Former Dallas Fed President Bob Mcteer Talks Interest Rates, Inflation And Monetary Policy
by Sheryl Jean
April 10, 2014
Source: Dallas Morning News
Bob McTeer, former president of the Federal Reserve Bank of Dallas, said the central bank’s winding down of economic stimulus “was long overdue” and that it may have kept interest rates too low for too long.
“The time for a taper to phase out [economic stimulus] was long overdue,” McTeer said yesterday at the Rotary Club of Dallas’ economic update. He is now a distinguished fellow at the National Center for Policy Analysis in Dallas.
“While the Fed has kept interest rates low — perhaps too low — it has not printed boatloads of money,” McTeer said. That’s largely because banks beefed up their reserves instead of increasing their lending to businesses, he said.
Short-term interest rates have been near zero since 2008. As interest rates fall, typically consumer spending increases, stimulating economic growth and causing prices to rise.
Yet, inflation — the rise in prices on goods and services over time — continues to run well below the Fed’s 2 percent target rate and the Consumer Price Index was up only 1.1 percent through February.
“In the United States and much of Europe, deflation is close to being more of a policy concern than inflation,” McTeer said. Deflation occurs when prices for goods and services decline over time
The Federal Reserve sets interest rates to achieve maximum employment, stable prices and economic growth. A couple of members of the Fed’s policy setting committee voiced concerns at last month’s meeting that inflation might not return to 2 percent in the next few years, which raises questions about monetary policy, according to minutes of the meeting. One banker suggested that “persistently low inflation was a clear reflection of a sizable shortfall of employment from its maximum level.”
I asked McTeer about a correlation between inflation and unemployment.

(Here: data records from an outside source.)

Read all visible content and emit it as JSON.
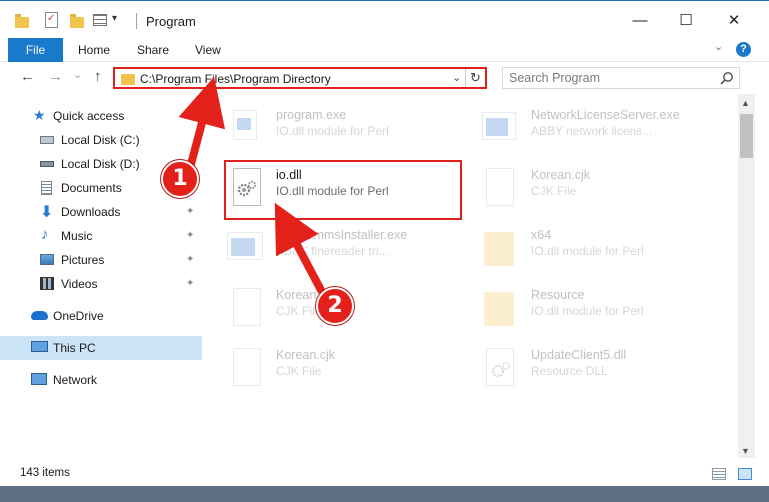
{
  "window": {
    "title": "Program",
    "minimize_glyph": "—",
    "maximize_glyph": "☐",
    "close_glyph": "✕"
  },
  "ribbon": {
    "file_tab": "File",
    "tabs": [
      "Home",
      "Share",
      "View"
    ],
    "help_glyph": "?",
    "expand_glyph": "⌄"
  },
  "nav": {
    "back_glyph": "←",
    "forward_glyph": "→",
    "recent_glyph": "⌄",
    "up_glyph": "↑",
    "address": "C:\\Program Files\\Program Directory",
    "dropdown_glyph": "⌄",
    "refresh_glyph": "↻",
    "search_placeholder": "Search Program"
  },
  "sidebar": {
    "items": [
      {
        "label": "Quick access",
        "icon": "star-icon"
      },
      {
        "label": "Local Disk (C:)",
        "icon": "drive-icon"
      },
      {
        "label": "Local Disk (D:)",
        "icon": "drive-icon"
      },
      {
        "label": "Documents",
        "icon": "documents-icon",
        "pinned": true
      },
      {
        "label": "Downloads",
        "icon": "download-icon",
        "pinned": true
      },
      {
        "label": "Music",
        "icon": "music-icon",
        "pinned": true
      },
      {
        "label": "Pictures",
        "icon": "pictures-icon",
        "pinned": true
      },
      {
        "label": "Videos",
        "icon": "videos-icon",
        "pinned": true
      },
      {
        "label": "OneDrive",
        "icon": "cloud-icon"
      },
      {
        "label": "This PC",
        "icon": "computer-icon",
        "selected": true
      },
      {
        "label": "Network",
        "icon": "network-icon"
      }
    ],
    "pin_glyph": "📌"
  },
  "files": [
    {
      "name": "program.exe",
      "desc": "IO.dll module for Perl",
      "icon": "exe-icon"
    },
    {
      "name": "NetworkLicenseServer.exe",
      "desc": "ABBY network licens...",
      "icon": "app-icon"
    },
    {
      "name": "io.dll",
      "desc": "IO.dll module for Perl",
      "icon": "dll-gear-icon"
    },
    {
      "name": "Korean.cjk",
      "desc": "CJK File",
      "icon": "blank-file-icon"
    },
    {
      "name": "ProgrammsInstaller.exe",
      "desc": "ABBY finereader tri...",
      "icon": "app-icon"
    },
    {
      "name": "x64",
      "desc": "IO.dll module for Perl",
      "icon": "folder-icon"
    },
    {
      "name": "Korean.cjk",
      "desc": "CJK File",
      "icon": "blank-file-icon"
    },
    {
      "name": "Resource",
      "desc": "IO.dll module for Perl",
      "icon": "folder-icon"
    },
    {
      "name": "Korean.cjk",
      "desc": "CJK File",
      "icon": "blank-file-icon"
    },
    {
      "name": "UpdateClient5.dll",
      "desc": "Resource DLL",
      "icon": "dll-gear-icon"
    }
  ],
  "status": {
    "item_count": "143 items"
  },
  "annotations": {
    "step1": "1",
    "step2": "2"
  },
  "colors": {
    "accent": "#1979ca",
    "highlight_red": "#e0201c",
    "selected_bg": "#cce4f7"
  }
}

He said unemployment — especially long-term unemployment — remain critical problems. More than 35 percent of the nation’s unemployed have been out of work for more than six months.
McTeer does not think there’s a “seesaw” relationship between unemployment and inflation. It’s called Phillips curve and it basically means a higher unemployment rate leads to a lower inflation rate, and vice versa.
“However, I do believe that if you stimulate the heck out of the economy to get unemployment down, you may create some inflationary pressures,” he said. “If you restrict the heck out of the economy to get inflation down, you might have some unemployment consequences. What I’m saying is they both react to the same stimulus, but I’m not saying they are on a fulcrum.”
Generally, the Dallas-Fort Worth area fares better economically than the nation as a whole, McTeer told me after his speech. That’s largely due to the booming oil and gas industry, and Texas’ tax-friendly environment that continues to attract businesses and people, he said.
Employment in D-FW typically grows at a faster pace than the unemployment rate drops because the jobless rate is affected by a constant flow of new people into the labor market, McTeer added.
When McTeer led the Dallas Fed from 1991 to 2005, he was considered an inflation dove. He consistently opposed raising the federal funds rate in late 1990s, earning “the Lonesome Dove” and “Lone Star Loner” labels.